Private J Dunn (sic: Drinn): wounded.
Private E Engler: Severely wounded.
There were other casualties incurred in and around Jagersfontein, for example on 24 August 1900, 30 July 1901 and 8 March 1901, so the TG may have also been involved depending on how close they were to the town.
From the recent posts we know that Zeerust was a fighting TG as were the TGs in Mafeking, Ladysmith, Kimberley, Dundee, Philippolis, Willowmore, Potchefstroom, Barkly West, Molteno, Richmond, Klipdam, Sutherland, Jansenville, Veldrift, Steytlerville, Middelburg, Cradock and O'okiep.
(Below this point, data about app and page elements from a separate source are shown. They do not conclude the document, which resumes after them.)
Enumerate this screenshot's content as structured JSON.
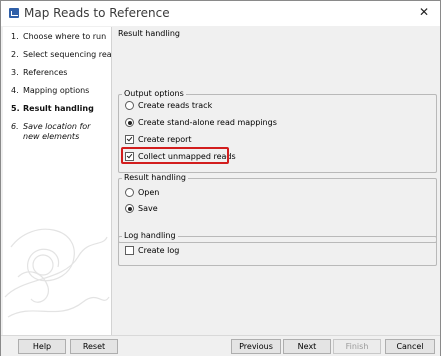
{
  "window": {
    "title": "Map Reads to Reference",
    "close_label": "✕"
  },
  "steps": [
    {
      "num": "1.",
      "label": "Choose where to run"
    },
    {
      "num": "2.",
      "label": "Select sequencing reads"
    },
    {
      "num": "3.",
      "label": "References"
    },
    {
      "num": "4.",
      "label": "Mapping options"
    },
    {
      "num": "5.",
      "label": "Result handling"
    },
    {
      "num": "6.",
      "label": "Save location for new elements"
    }
  ],
  "content": {
    "section_title": "Result handling",
    "output_options": {
      "title": "Output options",
      "create_reads_track": "Create reads track",
      "create_standalone": "Create stand-alone read mappings",
      "create_report": "Create report",
      "collect_unmapped": "Collect unmapped reads"
    },
    "result_handling": {
      "title": "Result handling",
      "open": "Open",
      "save": "Save"
    },
    "log_handling": {
      "title": "Log handling",
      "create_log": "Create log"
    }
  },
  "buttons": {
    "help": "Help",
    "reset": "Reset",
    "previous": "Previous",
    "next": "Next",
    "finish": "Finish",
    "cancel": "Cancel"
  },
  "colors": {
    "highlight": "#d21d1d",
    "app_icon": "#2f5fa8"
  },
  "icons": {
    "app": "app-logo-icon",
    "close": "close-icon"
  }
}
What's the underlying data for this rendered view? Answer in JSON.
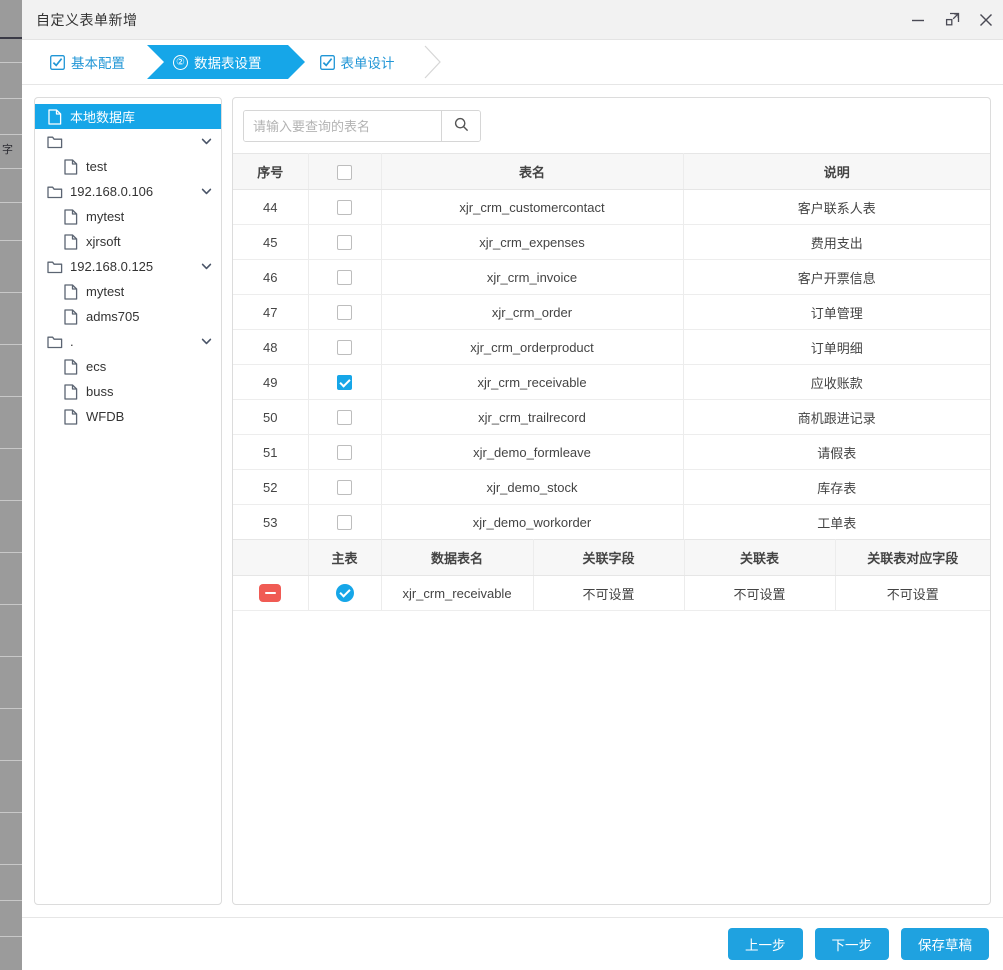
{
  "window": {
    "title": "自定义表单新增",
    "controls": [
      {
        "name": "minimize-button",
        "glyph": "minimize"
      },
      {
        "name": "maximize-button",
        "glyph": "maximize"
      },
      {
        "name": "close-button",
        "glyph": "close"
      }
    ]
  },
  "steps": [
    {
      "label": "基本配置",
      "icon": "checkbox-checked-icon",
      "state": "done",
      "number": ""
    },
    {
      "label": "数据表设置",
      "icon": "circle-number-icon",
      "state": "active",
      "number": "②"
    },
    {
      "label": "表单设计",
      "icon": "checkbox-checked-icon",
      "state": "pending",
      "number": ""
    }
  ],
  "tree": {
    "items": [
      {
        "label": "本地数据库",
        "icon": "file-icon",
        "level": 0,
        "selected": true,
        "chevron": false
      },
      {
        "label": "",
        "icon": "folder-icon",
        "level": 0,
        "selected": false,
        "chevron": true
      },
      {
        "label": "test",
        "icon": "file-icon",
        "level": 1,
        "selected": false,
        "chevron": false
      },
      {
        "label": "192.168.0.106",
        "icon": "folder-icon",
        "level": 0,
        "selected": false,
        "chevron": true
      },
      {
        "label": "mytest",
        "icon": "file-icon",
        "level": 1,
        "selected": false,
        "chevron": false
      },
      {
        "label": "xjrsoft",
        "icon": "file-icon",
        "level": 1,
        "selected": false,
        "chevron": false
      },
      {
        "label": "192.168.0.125",
        "icon": "folder-icon",
        "level": 0,
        "selected": false,
        "chevron": true
      },
      {
        "label": "mytest",
        "icon": "file-icon",
        "level": 1,
        "selected": false,
        "chevron": false
      },
      {
        "label": "adms705",
        "icon": "file-icon",
        "level": 1,
        "selected": false,
        "chevron": false
      },
      {
        "label": ".",
        "icon": "folder-icon",
        "level": 0,
        "selected": false,
        "chevron": true
      },
      {
        "label": "ecs",
        "icon": "file-icon",
        "level": 1,
        "selected": false,
        "chevron": false
      },
      {
        "label": "buss",
        "icon": "file-icon",
        "level": 1,
        "selected": false,
        "chevron": false
      },
      {
        "label": "WFDB",
        "icon": "file-icon",
        "level": 1,
        "selected": false,
        "chevron": false
      }
    ]
  },
  "search": {
    "placeholder": "请输入要查询的表名",
    "value": "",
    "button_icon": "search-icon"
  },
  "tables_grid": {
    "headers": [
      "序号",
      "",
      "表名",
      "说明"
    ],
    "header_checkbox_checked": false,
    "rows": [
      {
        "seq": "44",
        "checked": false,
        "name": "xjr_crm_customercontact",
        "desc": "客户联系人表"
      },
      {
        "seq": "45",
        "checked": false,
        "name": "xjr_crm_expenses",
        "desc": "费用支出"
      },
      {
        "seq": "46",
        "checked": false,
        "name": "xjr_crm_invoice",
        "desc": "客户开票信息"
      },
      {
        "seq": "47",
        "checked": false,
        "name": "xjr_crm_order",
        "desc": "订单管理"
      },
      {
        "seq": "48",
        "checked": false,
        "name": "xjr_crm_orderproduct",
        "desc": "订单明细"
      },
      {
        "seq": "49",
        "checked": true,
        "name": "xjr_crm_receivable",
        "desc": "应收账款"
      },
      {
        "seq": "50",
        "checked": false,
        "name": "xjr_crm_trailrecord",
        "desc": "商机跟进记录"
      },
      {
        "seq": "51",
        "checked": false,
        "name": "xjr_demo_formleave",
        "desc": "请假表"
      },
      {
        "seq": "52",
        "checked": false,
        "name": "xjr_demo_stock",
        "desc": "库存表"
      },
      {
        "seq": "53",
        "checked": false,
        "name": "xjr_demo_workorder",
        "desc": "工单表"
      }
    ]
  },
  "relation_grid": {
    "headers": [
      "",
      "主表",
      "数据表名",
      "关联字段",
      "关联表",
      "关联表对应字段"
    ],
    "rows": [
      {
        "remove_icon": "minus-circle-icon",
        "is_main": true,
        "table_name": "xjr_crm_receivable",
        "relation_field": "不可设置",
        "relation_table": "不可设置",
        "relation_target_field": "不可设置"
      }
    ]
  },
  "footer": {
    "buttons": [
      {
        "label": "上一步",
        "name": "prev-step-button"
      },
      {
        "label": "下一步",
        "name": "next-step-button"
      },
      {
        "label": "保存草稿",
        "name": "save-draft-button"
      }
    ]
  },
  "colors": {
    "accent": "#16a6e8",
    "button": "#1fa2e0",
    "danger": "#f05b54",
    "header_bg": "#f7f7f7",
    "titlebar_bg": "#f2f2f2"
  }
}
It will be interesting to go through and identify the others.
Five TG QSAs currently on offer at the London Medal Co
Sergeant Major J.A. Jamieson, Cookhouse Town Guard £255
Private W.J. Harper, 1st Battalion, Grahamstown Town Guard £155
Private G. West, Burghersdorp Town Guard £155
Lieutenant C. Scriven, Beaufort West Town Guard £295
Corporal W.P. Henrey, Craddock Town Guard £165
Recently when doing some final editing for a well-known Postal Auction catalogue (Auction 70 will be stupendous and will probably close shortly before the Boris Johnson October BREXIT date) in an endeavour to determine the full name of a medal recipient.
Imagine my joy when I noted David’s posting of some new Town Guard medals offered for sale by London Medals.
My e-mail was quickly buzzing and I have been delighted to be able to report to my son-in-law that I have secured the purchase of the medal awarded to my eldest grandson’s great great grandfather with whom he shares his first, second and surname!
So David, from Cape Town, this is a very special thank you for hosting this Forum and for all the tireless effort, dedication and considerable amount of time you selflessly spend in making so much information available to collectors like me.